A thick ash cloud around the volcano has made monitoring its eruptions difficult and also caused ash to settle on nearby villages.


Thousands flee as Mayon volcano erupts in Philippines

Mayon volcano in the Philippines could explode in the next few days, spraying lava, hot rocks and gases as fast as 60mph on to surrounding towns

Mayon volcano in the Philippines could explode in the next few days, spraying lava, hot rocks and gases as fast as 60mph on to surrounding towns
Thousands fled their homes in terror as lava oozed from a rumbling Philippine volcano today - as experts warned this 'quiet eruption' could lead to a hazardous in the next few days, spewing lava and hot rocks at 60mph.

Lava is slowly flowing out of the Mayon volcano's crater along with a spectacular 1,000 metre (3,280 foot) ash plume rising into the sky, the nation's volcanology institute said.

More than 12,000 people have been ordered to evacuated from a seven kilometre (four mile) danger zone around the crater, as officials warned them of potentially destructive mudflows and toxic clouds.

It is considered the nation's most active volcano


Expedition reports findings from Havre Volcano in south Pacific Ocean, site of major 2012 underwater eruption

Remotely operated vehicle
© Woods Hole Oceanographic Institute
A remotely operated vehicle (ROV) lands on the seafloor at Havre submarine volcano to retrieve a heat flow monitor.
The first close quarters investigation of what was possibly the largest underwater volcanic eruption in modern history has uncovered a carpet of pumice rocks, some as big as motor vehicles, and unexpected ocean-bed lava flows.

In a paper published in the journal Science Advances, a research team led by the University of Tasmania in Australia and the Woods Hole Oceanographic Institution (WHOI) in the US report on the use of two autonomous underwater vehicles to explore the aftermath of the eruption of the 2012 Harve volcano, which lies between New Zealand and American Samoa in the southwest Pacific Ocean.

The volcano blew on July 18, 2012, an event noted only when passengers on an airliner flying above the Kermadec Islands (of which Harve is an underwater component) noticed a huge number of pumice rocks floating on the surface of the ocean. The raft of rocks eventually covered almost 400 square kilometres.

Three years later, the joint Australian-US expedition headed to the blast site.

Comment: That right there is the real source of 'ocean acidification', increased CO2 and methane levels, and increased temperatures. The sea floor is literally opening up all over the place.


Mayon Volcano in Philippines spews ash, threatens major eruption

Mayon volcano
© Erik de Castro / Reuters
FILE PHOTO: Clouds partially covers the Mayon volcano
The Mayon volcano in the Philippines has spewed ash several times over the weekend, forcing authorities to evacuate two villages in its vicinity and raise the threat level, warning of potential "hazardous magmatic eruptions."

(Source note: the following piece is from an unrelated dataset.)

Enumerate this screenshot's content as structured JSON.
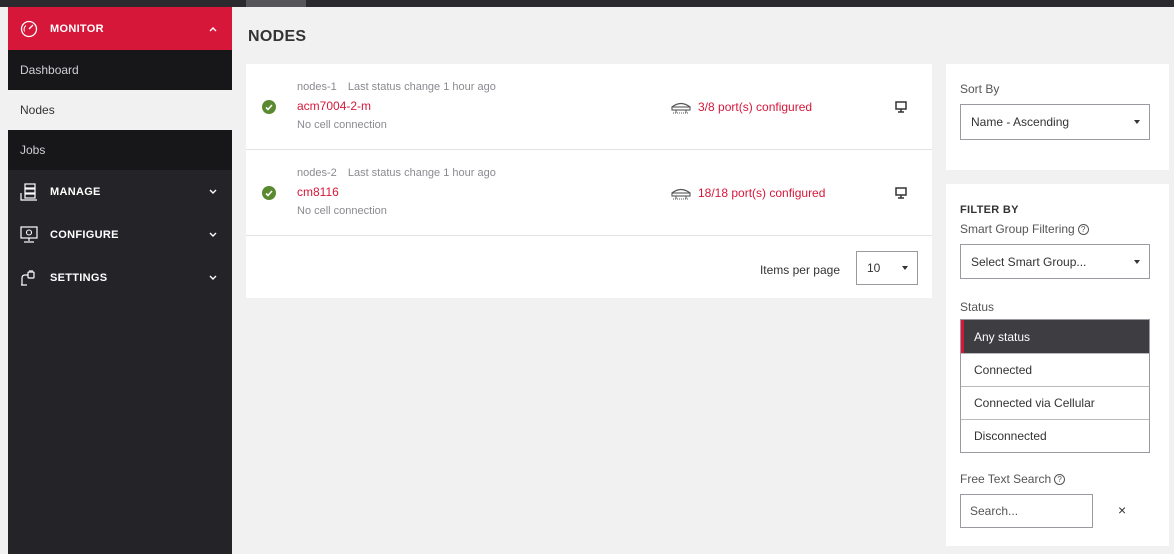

"The public is strongly advised to be vigilant and desist from entering the six kilometer (3.7 mile) radius Permanent Danger Zone to minimize risks from sudden explosions, rockfall and landslides," the Philippine Institute of Volcanology and Seismology (Phivolcs) announced on Sunday.

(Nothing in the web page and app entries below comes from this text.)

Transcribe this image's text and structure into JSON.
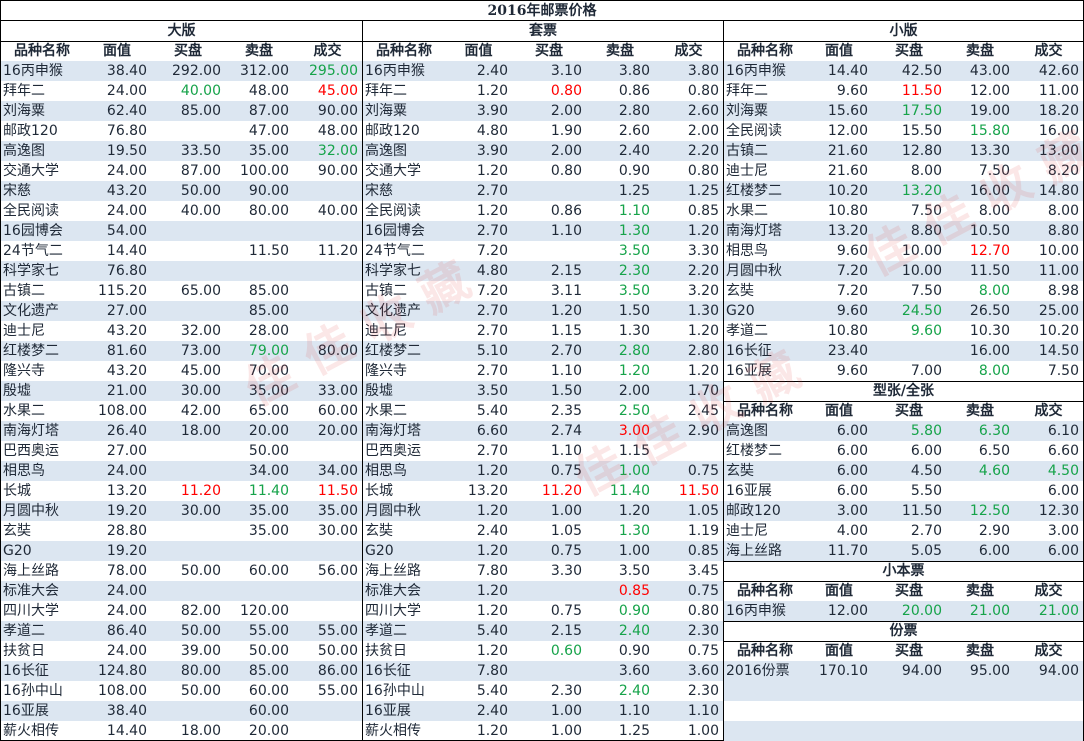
{
  "title": "2016年邮票价格",
  "headers": {
    "name": "品种名称",
    "face": "面值",
    "buy": "买盘",
    "sell": "卖盘",
    "deal": "成交"
  },
  "colors": {
    "alt_row": "#dce6f1",
    "red": "#ff0000",
    "green": "#16a34a"
  },
  "panels": {
    "large": {
      "title": "大版",
      "rows": [
        {
          "name": "16丙申猴",
          "face": "38.40",
          "buy": "292.00",
          "sell": "312.00",
          "deal": "295.00",
          "deal_color": "green"
        },
        {
          "name": "拜年二",
          "face": "24.00",
          "buy": "40.00",
          "sell": "48.00",
          "deal": "45.00",
          "buy_color": "green",
          "deal_color": "red"
        },
        {
          "name": "刘海粟",
          "face": "62.40",
          "buy": "85.00",
          "sell": "87.00",
          "deal": "90.00"
        },
        {
          "name": "邮政120",
          "face": "76.80",
          "buy": "",
          "sell": "47.00",
          "deal": "48.00"
        },
        {
          "name": "高逸图",
          "face": "19.50",
          "buy": "33.50",
          "sell": "35.00",
          "deal": "32.00",
          "deal_color": "green"
        },
        {
          "name": "交通大学",
          "face": "24.00",
          "buy": "87.00",
          "sell": "100.00",
          "deal": "90.00"
        },
        {
          "name": "宋慈",
          "face": "43.20",
          "buy": "50.00",
          "sell": "90.00",
          "deal": ""
        },
        {
          "name": "全民阅读",
          "face": "24.00",
          "buy": "40.00",
          "sell": "80.00",
          "deal": "40.00"
        },
        {
          "name": "16园博会",
          "face": "54.00",
          "buy": "",
          "sell": "",
          "deal": ""
        },
        {
          "name": "24节气二",
          "face": "14.40",
          "buy": "",
          "sell": "11.50",
          "deal": "11.20"
        },
        {
          "name": "科学家七",
          "face": "76.80",
          "buy": "",
          "sell": "",
          "deal": ""
        },
        {
          "name": "古镇二",
          "face": "115.20",
          "buy": "65.00",
          "sell": "85.00",
          "deal": ""
        },
        {
          "name": "文化遗产",
          "face": "27.00",
          "buy": "",
          "sell": "85.00",
          "deal": ""
        },
        {
          "name": "迪士尼",
          "face": "43.20",
          "buy": "32.00",
          "sell": "28.00",
          "deal": ""
        },
        {
          "name": "红楼梦二",
          "face": "81.60",
          "buy": "73.00",
          "sell": "79.00",
          "deal": "80.00",
          "sell_color": "green"
        },
        {
          "name": "隆兴寺",
          "face": "43.20",
          "buy": "45.00",
          "sell": "70.00",
          "deal": ""
        },
        {
          "name": "殷墟",
          "face": "21.00",
          "buy": "30.00",
          "sell": "35.00",
          "deal": "33.00"
        },
        {
          "name": "水果二",
          "face": "108.00",
          "buy": "42.00",
          "sell": "65.00",
          "deal": "60.00"
        },
        {
          "name": "南海灯塔",
          "face": "26.40",
          "buy": "18.00",
          "sell": "20.00",
          "deal": "20.00"
        },
        {
          "name": "巴西奥运",
          "face": "27.00",
          "buy": "",
          "sell": "50.00",
          "deal": ""
        },
        {
          "name": "相思鸟",
          "face": "24.00",
          "buy": "",
          "sell": "34.00",
          "deal": "34.00"
        },
        {
          "name": "长城",
          "face": "13.20",
          "buy": "11.20",
          "sell": "11.40",
          "deal": "11.50",
          "buy_color": "red",
          "sell_color": "green",
          "deal_color": "red"
        },
        {
          "name": "月圆中秋",
          "face": "19.20",
          "buy": "30.00",
          "sell": "35.00",
          "deal": "35.00"
        },
        {
          "name": "玄奘",
          "face": "28.80",
          "buy": "",
          "sell": "35.00",
          "deal": "30.00"
        },
        {
          "name": "G20",
          "face": "19.20",
          "buy": "",
          "sell": "",
          "deal": ""
        },
        {
          "name": "海上丝路",
          "face": "78.00",
          "buy": "50.00",
          "sell": "60.00",
          "deal": "56.00"
        },
        {
          "name": "标准大会",
          "face": "24.00",
          "buy": "",
          "sell": "",
          "deal": ""
        },
        {
          "name": "四川大学",
          "face": "24.00",
          "buy": "82.00",
          "sell": "120.00",
          "deal": ""
        },
        {
          "name": "孝道二",
          "face": "86.40",
          "buy": "50.00",
          "sell": "55.00",
          "deal": "55.00"
        },
        {
          "name": "扶贫日",
          "face": "24.00",
          "buy": "39.00",
          "sell": "50.00",
          "deal": "50.00"
        },
        {
          "name": "16长征",
          "face": "124.80",
          "buy": "80.00",
          "sell": "85.00",
          "deal": "86.00"
        },
        {
          "name": "16孙中山",
          "face": "108.00",
          "buy": "50.00",
          "sell": "60.00",
          "deal": "55.00"
        },
        {
          "name": "16亚展",
          "face": "38.40",
          "buy": "",
          "sell": "60.00",
          "deal": ""
        },
        {
          "name": "薪火相传",
          "face": "14.40",
          "buy": "18.00",
          "sell": "20.00",
          "deal": ""
        }
      ]
    },
    "set": {
      "title": "套票",
      "rows": [
        {
          "name": "16丙申猴",
          "face": "2.40",
          "buy": "3.10",
          "sell": "3.80",
          "deal": "3.80"
        },
        {
          "name": "拜年二",
          "face": "1.20",
          "buy": "0.80",
          "sell": "0.86",
          "deal": "0.80",
          "buy_color": "red"
        },
        {
          "name": "刘海粟",
          "face": "3.90",
          "buy": "2.00",
          "sell": "2.80",
          "deal": "2.60"
        },
        {
          "name": "邮政120",
          "face": "4.80",
          "buy": "1.90",
          "sell": "2.60",
          "deal": "2.00"
        },
        {
          "name": "高逸图",
          "face": "3.90",
          "buy": "2.00",
          "sell": "2.40",
          "deal": "2.20"
        },
        {
          "name": "交通大学",
          "face": "1.20",
          "buy": "0.80",
          "sell": "0.90",
          "deal": "0.80"
        },
        {
          "name": "宋慈",
          "face": "2.70",
          "buy": "",
          "sell": "1.25",
          "deal": "1.25"
        },
        {
          "name": "全民阅读",
          "face": "1.20",
          "buy": "0.86",
          "sell": "1.10",
          "deal": "0.85",
          "sell_color": "green"
        },
        {
          "name": "16园博会",
          "face": "2.70",
          "buy": "1.10",
          "sell": "1.30",
          "deal": "1.20",
          "sell_color": "green"
        },
        {
          "name": "24节气二",
          "face": "7.20",
          "buy": "",
          "sell": "3.50",
          "deal": "3.30",
          "sell_color": "green"
        },
        {
          "name": "科学家七",
          "face": "4.80",
          "buy": "2.15",
          "sell": "2.30",
          "deal": "2.20",
          "sell_color": "green"
        },
        {
          "name": "古镇二",
          "face": "7.20",
          "buy": "3.11",
          "sell": "3.50",
          "deal": "3.20",
          "sell_color": "green"
        },
        {
          "name": "文化遗产",
          "face": "2.70",
          "buy": "1.20",
          "sell": "1.50",
          "deal": "1.30"
        },
        {
          "name": "迪士尼",
          "face": "2.70",
          "buy": "1.15",
          "sell": "1.30",
          "deal": "1.20"
        },
        {
          "name": "红楼梦二",
          "face": "5.10",
          "buy": "2.70",
          "sell": "2.80",
          "deal": "2.80",
          "sell_color": "green"
        },
        {
          "name": "隆兴寺",
          "face": "2.70",
          "buy": "1.10",
          "sell": "1.20",
          "deal": "1.20",
          "sell_color": "green"
        },
        {
          "name": "殷墟",
          "face": "3.50",
          "buy": "1.50",
          "sell": "2.00",
          "deal": "1.70"
        },
        {
          "name": "水果二",
          "face": "5.40",
          "buy": "2.35",
          "sell": "2.50",
          "deal": "2.45",
          "sell_color": "green"
        },
        {
          "name": "南海灯塔",
          "face": "6.60",
          "buy": "2.74",
          "sell": "3.00",
          "deal": "2.90",
          "sell_color": "red"
        },
        {
          "name": "巴西奥运",
          "face": "2.70",
          "buy": "1.10",
          "sell": "1.15",
          "deal": ""
        },
        {
          "name": "相思鸟",
          "face": "1.20",
          "buy": "0.75",
          "sell": "1.00",
          "deal": "0.75",
          "sell_color": "green"
        },
        {
          "name": "长城",
          "face": "13.20",
          "buy": "11.20",
          "sell": "11.40",
          "deal": "11.50",
          "buy_color": "red",
          "sell_color": "green",
          "deal_color": "red"
        },
        {
          "name": "月圆中秋",
          "face": "1.20",
          "buy": "1.00",
          "sell": "1.20",
          "deal": "1.05"
        },
        {
          "name": "玄奘",
          "face": "2.40",
          "buy": "1.05",
          "sell": "1.30",
          "deal": "1.19",
          "sell_color": "green"
        },
        {
          "name": "G20",
          "face": "1.20",
          "buy": "0.75",
          "sell": "1.00",
          "deal": "0.85"
        },
        {
          "name": "海上丝路",
          "face": "7.80",
          "buy": "3.30",
          "sell": "3.50",
          "deal": "3.45"
        },
        {
          "name": "标准大会",
          "face": "1.20",
          "buy": "",
          "sell": "0.85",
          "deal": "0.75",
          "sell_color": "red"
        },
        {
          "name": "四川大学",
          "face": "1.20",
          "buy": "0.75",
          "sell": "0.90",
          "deal": "0.80",
          "sell_color": "green"
        },
        {
          "name": "孝道二",
          "face": "5.40",
          "buy": "2.15",
          "sell": "2.40",
          "deal": "2.30",
          "sell_color": "green"
        },
        {
          "name": "扶贫日",
          "face": "1.20",
          "buy": "0.60",
          "sell": "0.90",
          "deal": "0.75",
          "buy_color": "green"
        },
        {
          "name": "16长征",
          "face": "7.80",
          "buy": "",
          "sell": "3.60",
          "deal": "3.60"
        },
        {
          "name": "16孙中山",
          "face": "5.40",
          "buy": "2.30",
          "sell": "2.40",
          "deal": "2.30",
          "sell_color": "green"
        },
        {
          "name": "16亚展",
          "face": "2.40",
          "buy": "1.00",
          "sell": "1.10",
          "deal": "1.10"
        },
        {
          "name": "薪火相传",
          "face": "1.20",
          "buy": "1.00",
          "sell": "1.25",
          "deal": "1.00"
        }
      ]
    },
    "small": {
      "title": "小版",
      "rows": [
        {
          "name": "16丙申猴",
          "face": "14.40",
          "buy": "42.50",
          "sell": "43.00",
          "deal": "42.60"
        },
        {
          "name": "拜年二",
          "face": "9.60",
          "buy": "11.50",
          "sell": "12.00",
          "deal": "11.00",
          "buy_color": "red"
        },
        {
          "name": "刘海粟",
          "face": "15.60",
          "buy": "17.50",
          "sell": "19.00",
          "deal": "18.20",
          "buy_color": "green"
        },
        {
          "name": "全民阅读",
          "face": "12.00",
          "buy": "15.50",
          "sell": "15.80",
          "deal": "16.00",
          "sell_color": "green"
        },
        {
          "name": "古镇二",
          "face": "21.60",
          "buy": "12.80",
          "sell": "13.30",
          "deal": "13.00"
        },
        {
          "name": "迪士尼",
          "face": "21.60",
          "buy": "8.00",
          "sell": "7.50",
          "deal": "8.20"
        },
        {
          "name": "红楼梦二",
          "face": "10.20",
          "buy": "13.20",
          "sell": "16.00",
          "deal": "14.80",
          "buy_color": "green"
        },
        {
          "name": "水果二",
          "face": "10.80",
          "buy": "7.50",
          "sell": "8.00",
          "deal": "8.00"
        },
        {
          "name": "南海灯塔",
          "face": "13.20",
          "buy": "8.80",
          "sell": "10.50",
          "deal": "8.80"
        },
        {
          "name": "相思鸟",
          "face": "9.60",
          "buy": "10.00",
          "sell": "12.70",
          "deal": "10.00",
          "sell_color": "red"
        },
        {
          "name": "月圆中秋",
          "face": "7.20",
          "buy": "10.00",
          "sell": "11.50",
          "deal": "11.00"
        },
        {
          "name": "玄奘",
          "face": "7.20",
          "buy": "7.50",
          "sell": "8.00",
          "deal": "8.98",
          "sell_color": "green"
        },
        {
          "name": "G20",
          "face": "9.60",
          "buy": "24.50",
          "sell": "26.50",
          "deal": "25.00",
          "buy_color": "green"
        },
        {
          "name": "孝道二",
          "face": "10.80",
          "buy": "9.60",
          "sell": "10.30",
          "deal": "10.20",
          "buy_color": "green"
        },
        {
          "name": "16长征",
          "face": "23.40",
          "buy": "",
          "sell": "16.00",
          "deal": "14.50"
        },
        {
          "name": "16亚展",
          "face": "9.60",
          "buy": "7.00",
          "sell": "8.00",
          "deal": "7.50",
          "sell_color": "green"
        }
      ]
    },
    "sheetlet": {
      "title": "型张/全张",
      "rows": [
        {
          "name": "高逸图",
          "face": "6.00",
          "buy": "5.80",
          "sell": "6.30",
          "deal": "6.10",
          "buy_color": "green",
          "sell_color": "green"
        },
        {
          "name": "红楼梦二",
          "face": "6.00",
          "buy": "6.00",
          "sell": "6.50",
          "deal": "6.60"
        },
        {
          "name": "玄奘",
          "face": "6.00",
          "buy": "4.50",
          "sell": "4.60",
          "deal": "4.50",
          "sell_color": "green",
          "deal_color": "green"
        },
        {
          "name": "16亚展",
          "face": "6.00",
          "buy": "5.50",
          "sell": "",
          "deal": "6.00"
        },
        {
          "name": "邮政120",
          "face": "3.00",
          "buy": "11.50",
          "sell": "12.50",
          "deal": "12.30",
          "sell_color": "green"
        },
        {
          "name": "迪士尼",
          "face": "4.00",
          "buy": "2.70",
          "sell": "2.90",
          "deal": "3.00"
        },
        {
          "name": "海上丝路",
          "face": "11.70",
          "buy": "5.05",
          "sell": "6.00",
          "deal": "6.00"
        }
      ]
    },
    "booklet": {
      "title": "小本票",
      "rows": [
        {
          "name": "16丙申猴",
          "face": "12.00",
          "buy": "20.00",
          "sell": "21.00",
          "deal": "21.00",
          "buy_color": "green",
          "sell_color": "green",
          "deal_color": "green"
        }
      ]
    },
    "yearset": {
      "title": "份票",
      "rows": [
        {
          "name": "2016份票",
          "face": "170.10",
          "buy": "94.00",
          "sell": "95.00",
          "deal": "94.00"
        }
      ]
    }
  },
  "watermark_text": "佳佳收藏"
}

The volcano, located in Albay province of central Philippines, first spewed ash on Saturday afternoon and again on Sunday morning. Since the eruptions, a "faint crater glow" has been observed, while the "rockfall events have been intermittently recorded and are continuing," the agency added.